+++ MATERIAL FOR THIS EXERCISE +++

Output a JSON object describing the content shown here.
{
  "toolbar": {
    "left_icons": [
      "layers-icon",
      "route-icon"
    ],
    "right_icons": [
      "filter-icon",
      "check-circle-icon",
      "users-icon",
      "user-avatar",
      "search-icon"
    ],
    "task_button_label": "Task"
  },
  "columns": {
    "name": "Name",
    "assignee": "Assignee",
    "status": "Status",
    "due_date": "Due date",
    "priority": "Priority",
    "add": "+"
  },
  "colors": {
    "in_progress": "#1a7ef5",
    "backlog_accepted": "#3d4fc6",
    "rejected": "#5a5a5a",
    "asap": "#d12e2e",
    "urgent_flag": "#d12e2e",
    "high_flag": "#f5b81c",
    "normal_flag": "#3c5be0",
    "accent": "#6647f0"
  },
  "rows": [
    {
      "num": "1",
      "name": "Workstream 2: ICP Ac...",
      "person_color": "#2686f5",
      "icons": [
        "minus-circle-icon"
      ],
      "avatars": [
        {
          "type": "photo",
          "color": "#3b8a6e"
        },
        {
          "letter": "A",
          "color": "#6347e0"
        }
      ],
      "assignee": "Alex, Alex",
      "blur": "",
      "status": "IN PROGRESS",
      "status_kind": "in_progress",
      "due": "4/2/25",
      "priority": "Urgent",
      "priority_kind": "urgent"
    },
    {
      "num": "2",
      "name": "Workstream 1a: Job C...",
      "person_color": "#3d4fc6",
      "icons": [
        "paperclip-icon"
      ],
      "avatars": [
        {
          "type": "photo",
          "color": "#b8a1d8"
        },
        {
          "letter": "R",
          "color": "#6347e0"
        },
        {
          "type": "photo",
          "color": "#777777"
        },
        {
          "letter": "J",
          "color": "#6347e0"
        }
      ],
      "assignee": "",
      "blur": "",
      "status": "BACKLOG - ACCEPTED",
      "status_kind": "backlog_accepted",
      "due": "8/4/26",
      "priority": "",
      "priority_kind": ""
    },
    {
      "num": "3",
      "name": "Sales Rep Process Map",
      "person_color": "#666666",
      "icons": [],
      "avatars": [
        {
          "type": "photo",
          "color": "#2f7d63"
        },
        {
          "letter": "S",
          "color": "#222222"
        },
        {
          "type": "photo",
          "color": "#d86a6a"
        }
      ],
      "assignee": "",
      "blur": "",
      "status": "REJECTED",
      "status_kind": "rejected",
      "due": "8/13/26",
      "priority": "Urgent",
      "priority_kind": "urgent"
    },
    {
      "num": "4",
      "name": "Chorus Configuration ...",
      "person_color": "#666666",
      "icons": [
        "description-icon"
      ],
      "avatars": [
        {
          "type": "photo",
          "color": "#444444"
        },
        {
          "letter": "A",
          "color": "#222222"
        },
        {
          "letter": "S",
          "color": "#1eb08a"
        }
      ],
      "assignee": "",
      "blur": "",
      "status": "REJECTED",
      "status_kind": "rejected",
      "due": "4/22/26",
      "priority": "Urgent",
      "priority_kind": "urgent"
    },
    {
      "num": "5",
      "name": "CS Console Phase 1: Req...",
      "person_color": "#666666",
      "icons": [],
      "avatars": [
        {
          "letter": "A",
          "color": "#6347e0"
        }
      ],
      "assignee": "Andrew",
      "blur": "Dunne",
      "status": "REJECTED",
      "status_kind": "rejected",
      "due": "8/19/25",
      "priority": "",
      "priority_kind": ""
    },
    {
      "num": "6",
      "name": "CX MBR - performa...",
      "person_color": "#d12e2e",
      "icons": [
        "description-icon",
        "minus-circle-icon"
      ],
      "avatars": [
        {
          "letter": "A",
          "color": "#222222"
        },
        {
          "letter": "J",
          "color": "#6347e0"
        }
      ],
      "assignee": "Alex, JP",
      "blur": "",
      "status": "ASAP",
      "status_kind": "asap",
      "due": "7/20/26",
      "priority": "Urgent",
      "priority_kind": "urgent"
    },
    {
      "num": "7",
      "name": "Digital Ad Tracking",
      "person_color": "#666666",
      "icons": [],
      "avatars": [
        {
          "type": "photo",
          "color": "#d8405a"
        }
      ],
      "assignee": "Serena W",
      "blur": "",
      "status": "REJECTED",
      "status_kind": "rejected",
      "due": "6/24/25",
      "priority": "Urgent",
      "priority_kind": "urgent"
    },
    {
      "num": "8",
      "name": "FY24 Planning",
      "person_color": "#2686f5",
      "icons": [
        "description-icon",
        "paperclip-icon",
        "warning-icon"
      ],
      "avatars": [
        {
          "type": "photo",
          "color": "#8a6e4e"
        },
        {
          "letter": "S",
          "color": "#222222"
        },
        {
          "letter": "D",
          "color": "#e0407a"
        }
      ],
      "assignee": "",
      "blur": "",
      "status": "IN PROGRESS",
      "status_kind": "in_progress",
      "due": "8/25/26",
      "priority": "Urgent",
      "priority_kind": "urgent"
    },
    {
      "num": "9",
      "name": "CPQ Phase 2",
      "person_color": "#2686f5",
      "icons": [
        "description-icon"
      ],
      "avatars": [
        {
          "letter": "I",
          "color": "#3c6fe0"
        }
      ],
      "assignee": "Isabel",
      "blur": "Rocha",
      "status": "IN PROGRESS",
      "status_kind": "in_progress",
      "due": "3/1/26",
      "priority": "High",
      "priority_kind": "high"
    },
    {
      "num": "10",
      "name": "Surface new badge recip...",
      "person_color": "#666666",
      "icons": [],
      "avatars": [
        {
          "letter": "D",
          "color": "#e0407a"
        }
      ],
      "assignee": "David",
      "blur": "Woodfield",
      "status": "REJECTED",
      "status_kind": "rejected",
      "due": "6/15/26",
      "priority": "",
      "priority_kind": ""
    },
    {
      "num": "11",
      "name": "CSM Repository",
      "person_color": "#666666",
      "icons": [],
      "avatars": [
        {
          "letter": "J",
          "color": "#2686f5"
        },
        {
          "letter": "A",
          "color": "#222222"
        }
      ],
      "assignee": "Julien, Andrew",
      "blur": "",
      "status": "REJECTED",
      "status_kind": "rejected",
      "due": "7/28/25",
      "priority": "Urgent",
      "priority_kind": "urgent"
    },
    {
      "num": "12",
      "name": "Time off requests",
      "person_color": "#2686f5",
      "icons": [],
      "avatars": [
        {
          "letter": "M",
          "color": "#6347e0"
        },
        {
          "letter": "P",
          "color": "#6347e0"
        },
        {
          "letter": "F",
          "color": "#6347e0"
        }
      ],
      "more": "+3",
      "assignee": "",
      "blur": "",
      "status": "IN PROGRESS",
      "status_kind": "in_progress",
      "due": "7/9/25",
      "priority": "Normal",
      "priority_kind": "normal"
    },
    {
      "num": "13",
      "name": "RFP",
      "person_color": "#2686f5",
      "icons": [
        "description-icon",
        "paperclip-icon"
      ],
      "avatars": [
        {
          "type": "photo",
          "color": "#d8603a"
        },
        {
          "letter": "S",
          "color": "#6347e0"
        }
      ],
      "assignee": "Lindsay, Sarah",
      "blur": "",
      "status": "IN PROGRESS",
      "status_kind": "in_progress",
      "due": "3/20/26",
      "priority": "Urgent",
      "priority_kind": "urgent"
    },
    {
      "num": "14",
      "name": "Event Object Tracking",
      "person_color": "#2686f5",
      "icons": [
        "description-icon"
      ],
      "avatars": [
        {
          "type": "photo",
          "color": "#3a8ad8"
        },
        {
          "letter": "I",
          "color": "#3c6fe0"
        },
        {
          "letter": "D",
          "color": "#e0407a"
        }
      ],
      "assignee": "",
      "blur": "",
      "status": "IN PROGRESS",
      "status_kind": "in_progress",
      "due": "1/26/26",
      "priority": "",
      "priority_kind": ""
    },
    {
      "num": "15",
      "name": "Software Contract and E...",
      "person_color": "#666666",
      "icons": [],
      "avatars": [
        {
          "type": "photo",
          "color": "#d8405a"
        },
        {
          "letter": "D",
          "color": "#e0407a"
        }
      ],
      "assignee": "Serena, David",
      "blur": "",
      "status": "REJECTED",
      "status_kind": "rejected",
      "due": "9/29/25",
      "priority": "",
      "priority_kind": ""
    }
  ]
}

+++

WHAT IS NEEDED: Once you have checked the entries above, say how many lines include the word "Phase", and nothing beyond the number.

RESPONSE: 2